Contacting your Instructor All instructors in the Department have voicemail in their offices and MWSU e-mail addresses. Make sure you add your instructor's phone number and e-mail address to both email and cell phone lists of contacts.

Other Policies

Academic Dishonesty

All students are expected to pursue their scholastic careers with honesty and integrity. Academic dishonesty includes, but is not limited to, cheating on a test or other course work, plagiarism (offering the work of another as one’s own), and the unauthorized collaboration with another person. Students found guilty of dishonesty in their scholastic pursuits are subject to penalties that may include suspension or expulsion from the University.

By enrolling in this course, the student expressly grants MSU a "limited right" in all intellectual property created by the student for the purpose of this course. The "limited right" shall include but shall not be limited to the right to reproduce the student's work product in order to verify originality and authenticity, and for educational purposes.



Dropping Courses:

If you wish to drop this course, please note the last drop date for this semester on the MSU Website.  Students being administratively dropped after the drop date will receive an F in the course per MSU drop policy.  If you need to drop the course, please contact your clinical advisor first for this course first.  Then contact the Graduate Coordinator Debra Walker at

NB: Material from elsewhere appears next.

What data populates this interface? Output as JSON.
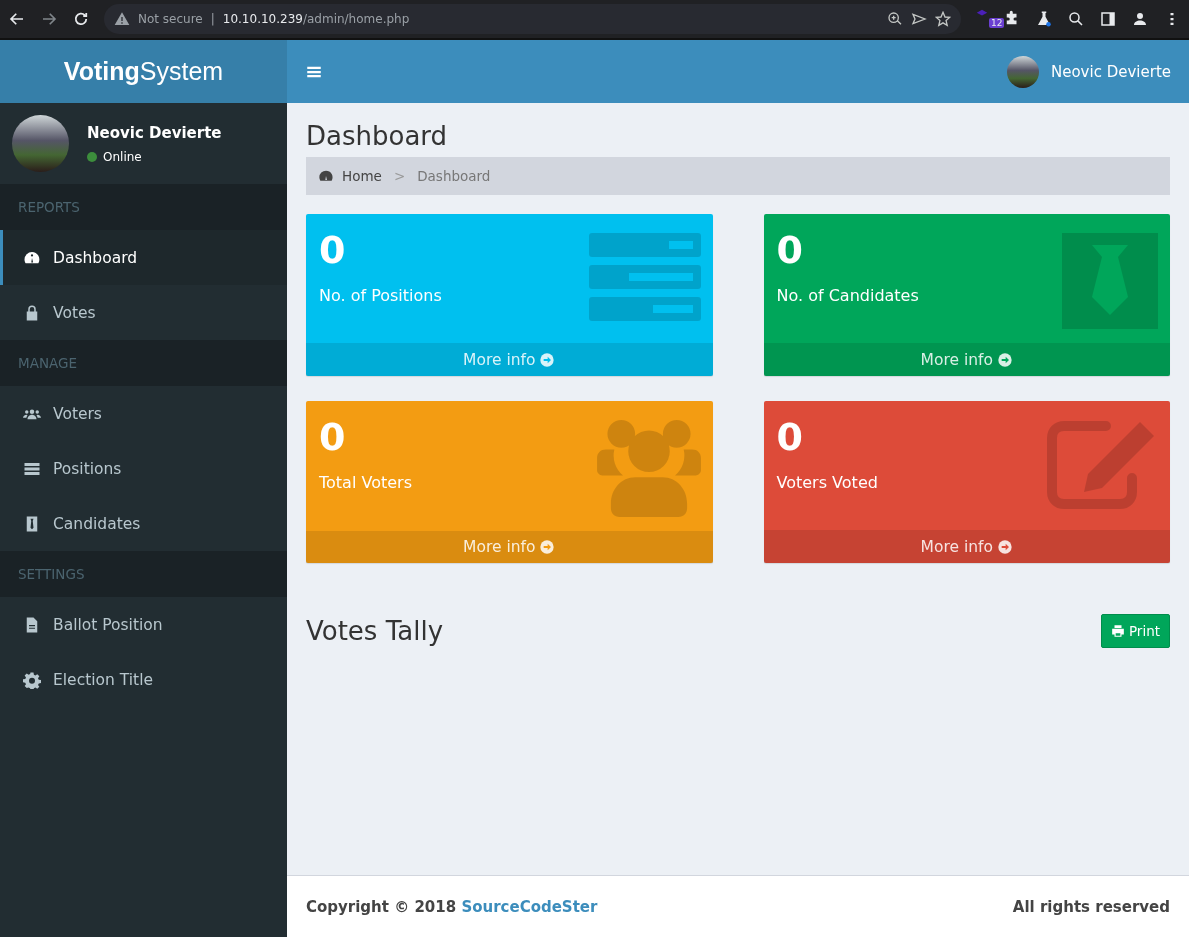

American Disability Act (ADA):

Midwestern State University (MSU) does not discriminate on the basis of an individual’s disability and complies with Section 504 and the Americans with Disabilities Act in its admission, accessibility and employment of individuals in programs and activities.

MSU provides academic accommodations and auxiliary aids to individuals with disabilities, as defined by law, who are otherwise qualified to meet academic and employment requirements. For assistance call (940) 397-4618 or 397-4515. Please see the instructor outside of class to make any arrangements involving special accommodations.

It is the student’s responsibility to declare any disabilities. After declaration, preferably at the beginning of each semester, the student needs to contact individual instructors to determine any reasonable accommodations that may be required.


Required Textbooks


Mosby's Guide to Physical Examination, 7th Edition  & Video Skills Physical Exam and Health Assessment 2e package
Authors: Henry M. Seidel, Jane W. Ball, Joyce E. Dains, John A. Flynn, Barry S. Solomon & Rosalyn W. Stewart ISBN: 978-0-323-09002-5


A Manual of Laboratory & Diagnostic Tests ( 8th Ed) 2008 Lippincott ISBN: 9780781771948 Authors: Frances Fischbach

Advanced Assessment: Interpreting Findings and Formulating Differential Diagnosis( 2nd Ed) (2011) FA Davis  ISBN: 13:978-0-8036-2172-5 Authors: Mary Jo Goolsby and Laurie Grubbs

Wolff, K. & R. Johnson, (2009). Color Atlas and Synopsis of Clinical Dermatology (6th Ed). McGraw-Hill    ISBN: 9780071599757

Pediatric Physical Examination – An Illustrated Handbook - $ 60.00


Highly Recommended Equipment

The following tools must be available in the student’s clinical setting. If not, the student is expected to purchase or borrow their own set:

Basic Diagnostic Kit (reflex hammer, tuning fork, pen light) Advanced Diagnostic Kit (otoscope, ophthalmoscope).  It is imperative that student become proficient at using the otoscope and opthalmoscope.


Writing Proficiency Requirement All students seeking a Bachelor's degree from Midwestern State University must satisfy a writing proficiency requirement once they've 1) passed English 1113 and English 1123 and 2) earned 60 hours. You may meet this requirement by passing either the Writing Proficiency Exam or English 2113. Please keep in mind that, once you've earned over 90 hours, you lose the opportunity to take the $25 exam and have no option but to enroll in the three-credit hour course. If you have any questions about the exam, visit the Writing Proficiency Office website at, or call 397-4131.